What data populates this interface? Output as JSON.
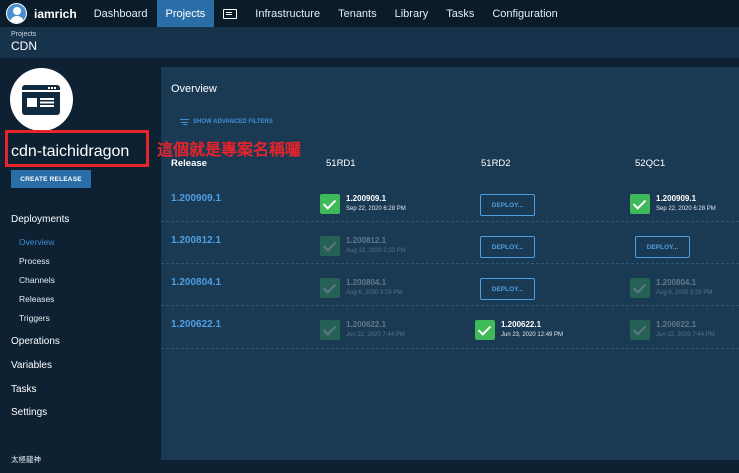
{
  "nav": {
    "user": "iamrich",
    "items": [
      "Dashboard",
      "Projects",
      "Infrastructure",
      "Tenants",
      "Library",
      "Tasks",
      "Configuration"
    ],
    "active": "Projects"
  },
  "breadcrumb": {
    "parent": "Projects",
    "current": "CDN"
  },
  "project": {
    "name": "cdn-taichidragon",
    "create_release_label": "CREATE RELEASE"
  },
  "annotation": "這個就是專案名稱囉",
  "sidebar": {
    "deployments": "Deployments",
    "items": [
      "Overview",
      "Process",
      "Channels",
      "Releases",
      "Triggers"
    ],
    "operations": "Operations",
    "variables": "Variables",
    "tasks": "Tasks",
    "settings": "Settings",
    "footer": "太極龍神"
  },
  "overview": {
    "title": "Overview",
    "filters_label": "SHOW ADVANCED FILTERS",
    "columns": [
      "Release",
      "51RD1",
      "51RD2",
      "52QC1"
    ],
    "deploy_label": "DEPLOY...",
    "rows": [
      {
        "release": "1.200909.1",
        "cells": [
          {
            "type": "success",
            "version": "1.200909.1",
            "date": "Sep 22, 2020 6:28 PM",
            "faded": false
          },
          {
            "type": "deploy"
          },
          {
            "type": "success",
            "version": "1.200909.1",
            "date": "Sep 22, 2020 6:28 PM",
            "faded": false
          }
        ]
      },
      {
        "release": "1.200812.1",
        "cells": [
          {
            "type": "success",
            "version": "1.200812.1",
            "date": "Aug 12, 2020 2:32 PM",
            "faded": true
          },
          {
            "type": "deploy"
          },
          {
            "type": "deploy"
          }
        ]
      },
      {
        "release": "1.200804.1",
        "cells": [
          {
            "type": "success",
            "version": "1.200804.1",
            "date": "Aug 6, 2020 3:29 PM",
            "faded": true
          },
          {
            "type": "deploy"
          },
          {
            "type": "success",
            "version": "1.200804.1",
            "date": "Aug 6, 2020 3:29 PM",
            "faded": true
          }
        ]
      },
      {
        "release": "1.200622.1",
        "cells": [
          {
            "type": "success",
            "version": "1.200622.1",
            "date": "Jun 22, 2020 7:44 PM",
            "faded": true
          },
          {
            "type": "success",
            "version": "1.200622.1",
            "date": "Jun 23, 2020 12:49 PM",
            "faded": false
          },
          {
            "type": "success",
            "version": "1.200622.1",
            "date": "Jun 22, 2020 7:44 PM",
            "faded": true
          }
        ]
      }
    ]
  },
  "colors": {
    "accent": "#2a6ea8",
    "link": "#4f9ee2",
    "success": "#3fba58",
    "annotation": "#e8232a"
  }
}
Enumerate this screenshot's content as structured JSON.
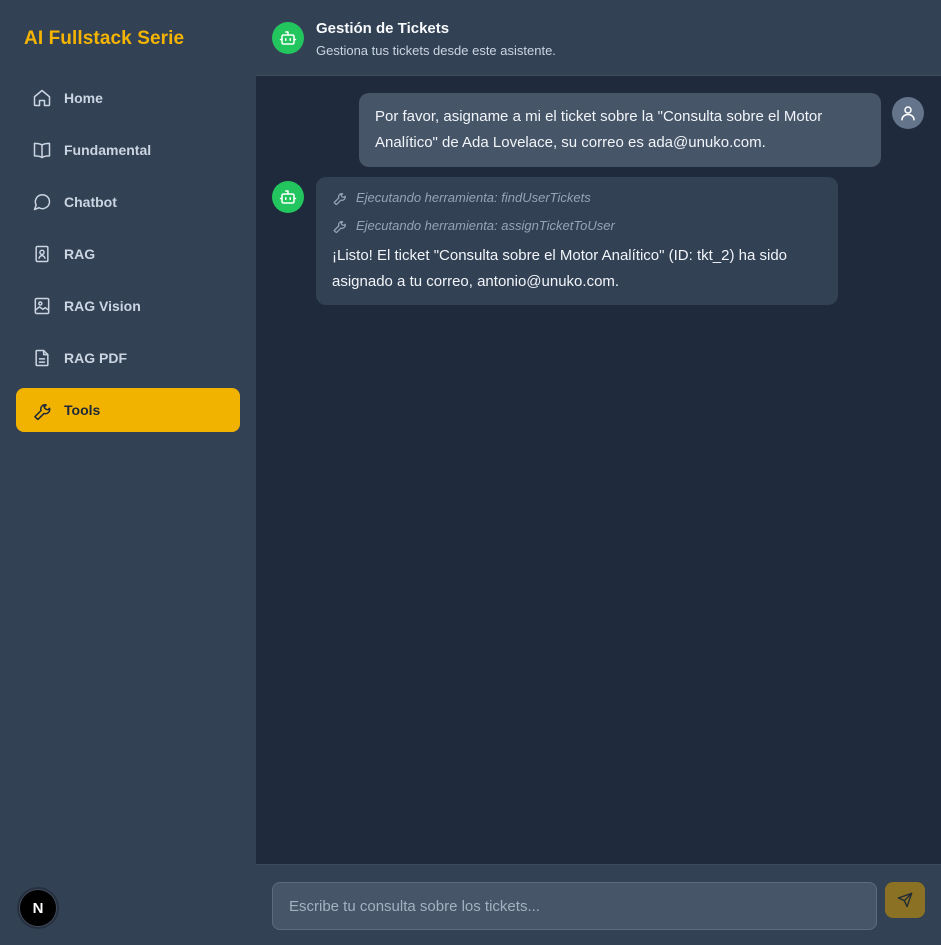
{
  "sidebar": {
    "brand": "AI Fullstack Serie",
    "items": [
      {
        "label": "Home",
        "icon": "home-icon"
      },
      {
        "label": "Fundamental",
        "icon": "book-icon"
      },
      {
        "label": "Chatbot",
        "icon": "chat-bubble-icon"
      },
      {
        "label": "RAG",
        "icon": "contact-book-icon"
      },
      {
        "label": "RAG Vision",
        "icon": "image-icon"
      },
      {
        "label": "RAG PDF",
        "icon": "document-icon"
      },
      {
        "label": "Tools",
        "icon": "wrench-icon",
        "active": true
      }
    ],
    "badge": "N"
  },
  "header": {
    "title": "Gestión de Tickets",
    "subtitle": "Gestiona tus tickets desde este asistente."
  },
  "chat": {
    "messages": [
      {
        "role": "user",
        "text": "Por favor, asigname a mi el ticket sobre la \"Consulta sobre el Motor Analítico\" de Ada Lovelace, su correo es ada@unuko.com."
      },
      {
        "role": "assistant",
        "tools": [
          "Ejecutando herramienta: findUserTickets",
          "Ejecutando herramienta: assignTicketToUser"
        ],
        "text": "¡Listo! El ticket \"Consulta sobre el Motor Analítico\" (ID: tkt_2) ha sido asignado a tu correo, antonio@unuko.com."
      }
    ]
  },
  "composer": {
    "placeholder": "Escribe tu consulta sobre los tickets...",
    "value": ""
  },
  "colors": {
    "accent": "#f2b200",
    "bot": "#22c55e",
    "sidebar": "#334155",
    "background": "#1f2a3c"
  }
}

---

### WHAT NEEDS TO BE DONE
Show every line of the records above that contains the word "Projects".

### EXERCISE OUTPUT
      "Projects",
    "active": "Projects"
    "parent": "Projects",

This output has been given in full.